Task:
Could the data below be retyped exactly, without its pictures?

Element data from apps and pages
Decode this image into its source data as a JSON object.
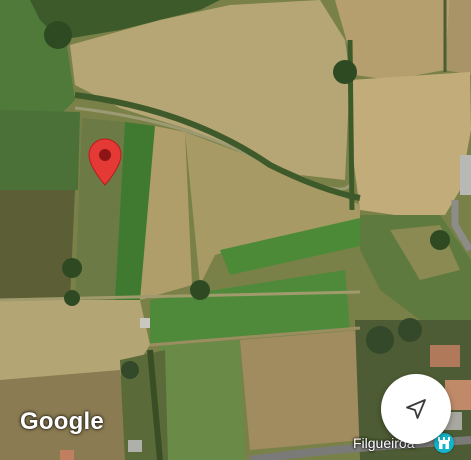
{
  "map": {
    "attribution": "Google",
    "place_label": "Filgueiroa"
  },
  "icons": {
    "pin": "location-pin",
    "locate": "navigation-arrow",
    "place": "tourist-attraction"
  },
  "colors": {
    "pin": "#e53935",
    "place_icon": "#12b5cb",
    "button": "#ffffff"
  }
}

Written answer:
Decode this image into its source data as a JSON object.
{
  "map": {
    "attribution": "Google",
    "place_label": "Filgueiroa"
  },
  "icons": {
    "pin": "location-pin",
    "locate": "navigation-arrow",
    "place": "tourist-attraction"
  },
  "colors": {
    "pin": "#e53935",
    "place_icon": "#12b5cb",
    "button": "#ffffff"
  }
}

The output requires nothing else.